June : Which lake?
Bob : Gravel Pit.
June : No.
Bob : Across the From here pretty well. There’ fish in there.
Ron : They’re stocked fish.
Bob : Are they?
Ron : They’re stocked, right.
Bob : One time when the ................ upset and they dumped them in there. That’s what they claim
Ron : They had the fish to stock some other lake and the truck broke down so they dumped them in there.
Bob : I’ve been in there. I see them in the bottom swimming. But I never caught them in there.
June : Well that highway that’s running there now used to be way over this way didn’t it?
Bob : Right, oh yeah when you go down here like where the Shallow Bay road just past that other station now or restaurant up on top of the hill. Did they have that when youRon : Yeah I saw her but just before Christmas.
Bob : But I seen her in the store
Jean : Would you like a cup of coffee?
June : Oh maybe.
Bob : And her the one they bought the place where that Jean Philpot is now She said
Ron : So who was it Teinan that bought that? Philpot,s ?
Bob : Well she takes Ivor around every Wednesday shopping and I met her in Extra
Ron : Well she lives in town now”
Bob : Yeah I know that but she used to live up on that loop road ,.she had goats there
Ron : Well I when I met her she lived this side of Vanderhoof.
Bob : I know that’s where she was before but then she had to move in. She bought her
Ron : Quite the old girl she’s still pretty bright
Bob : oh my God yeah well she’s the only one left in the family. All the rest of them, One was Joyce, school teacher Joyce there married to Albert and then there’s Johnny
Bob : Well you do the talking here. You go ahead.
June : That Bowan there was he a married man then or was he single?
Bob : Bowan, oh yeah he was married.
June : Well did he have a , what was his first name?
Bob : Maybe you didn’t hear me “ I might have talked too fast. That one, his wife, she had
Jean : What was his wife’s name?
Bob : If I remember right I think it was Annie. Annie Bowan.
June : What was his name? His first name?
Bob : Jim . Jim Bowan I think. Yeah I think so if I remember right. Because I seen him there
June : So he lived there for many many many years?
Bob : Well I don’t know how long they lived here but they lived down near First. See the place burnt down down here where they had the ferry and then whetherRon : I gave her some.
Bob : Oh you did hey.
Ron : The overhead and
Bob : 95.

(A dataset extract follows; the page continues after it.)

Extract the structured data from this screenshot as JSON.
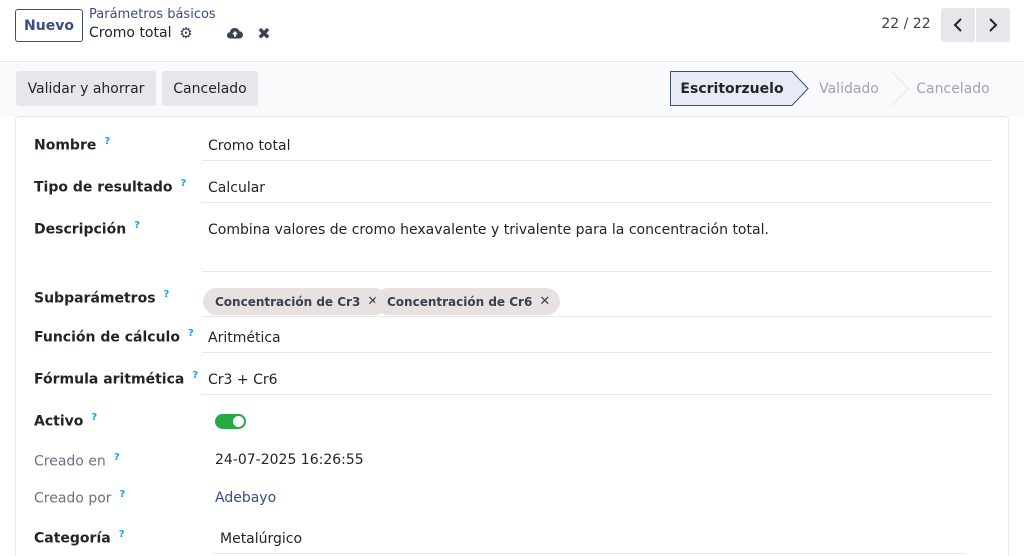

Ron: Said he’s doing pretty good. It was nice to talk to him.
Bob : So how old is Knute? I don’t know if he’s older than I am or younger.
Ron : Oh I think he’s probably a little bit older. I’m not sure .
Bob : I knew his brother. I got along good with Folbert. He had the mill up here.
Ron : Yeah I remember I never met his partner.
Ron : So you go and see Helga once in awhile? She lives pretty close to Pine Centre
Bob : Yeah right across. Lord or Lorn Road
Ron : We never saw her since she moved away.
Jean : If you come out the back door at Sears, she’s right across from there
Bob : Yeah she’s got a nice place there. She wanted to sell but you don’t get enough for it. She was going to move in with her son. He was down here last ...
Jean : That,s what she should have done when she left here.SHUT OFF TAPE